[INPUT DATA]

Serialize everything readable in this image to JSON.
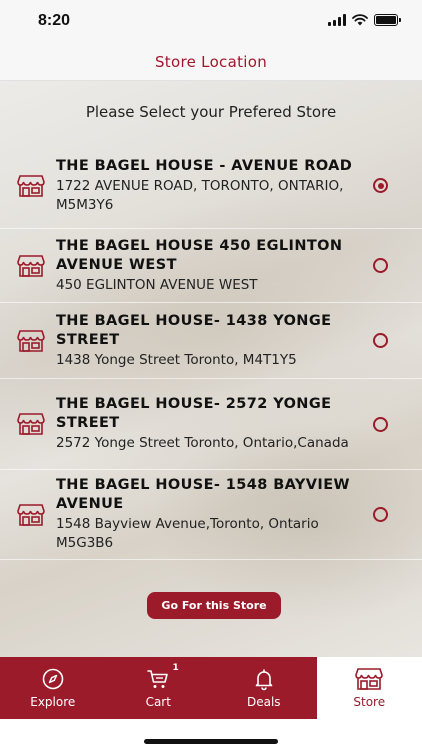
{
  "status_bar": {
    "time": "8:20"
  },
  "header": {
    "title": "Store Location"
  },
  "prompt": "Please Select your Prefered Store",
  "stores": [
    {
      "name": "THE BAGEL HOUSE - AVENUE ROAD",
      "address": "1722 AVENUE ROAD, TORONTO, ONTARIO, M5M3Y6",
      "selected": true
    },
    {
      "name": "THE BAGEL HOUSE 450 EGLINTON AVENUE WEST",
      "address": "450 EGLINTON AVENUE WEST",
      "selected": false
    },
    {
      "name": "THE BAGEL HOUSE- 1438 YONGE STREET",
      "address": "1438 Yonge Street Toronto, M4T1Y5",
      "selected": false
    },
    {
      "name": "THE BAGEL HOUSE- 2572 YONGE STREET",
      "address": "2572 Yonge Street Toronto, Ontario,Canada",
      "selected": false
    },
    {
      "name": "THE BAGEL HOUSE- 1548 BAYVIEW AVENUE",
      "address": "1548 Bayview Avenue,Toronto, Ontario M5G3B6",
      "selected": false
    }
  ],
  "action_button": {
    "label": "Go For this Store"
  },
  "tab_bar": {
    "tabs": [
      {
        "label": "Explore",
        "icon": "compass-icon",
        "active": false
      },
      {
        "label": "Cart",
        "icon": "cart-icon",
        "active": false,
        "badge": "1"
      },
      {
        "label": "Deals",
        "icon": "bell-icon",
        "active": false
      },
      {
        "label": "Store",
        "icon": "store-icon",
        "active": true
      }
    ]
  },
  "colors": {
    "accent": "#9b1b2a",
    "title": "#a3162b"
  }
}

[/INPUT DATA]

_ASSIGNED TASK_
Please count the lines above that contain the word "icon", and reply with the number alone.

_OUTPUT FOR THIS EXERCISE_
4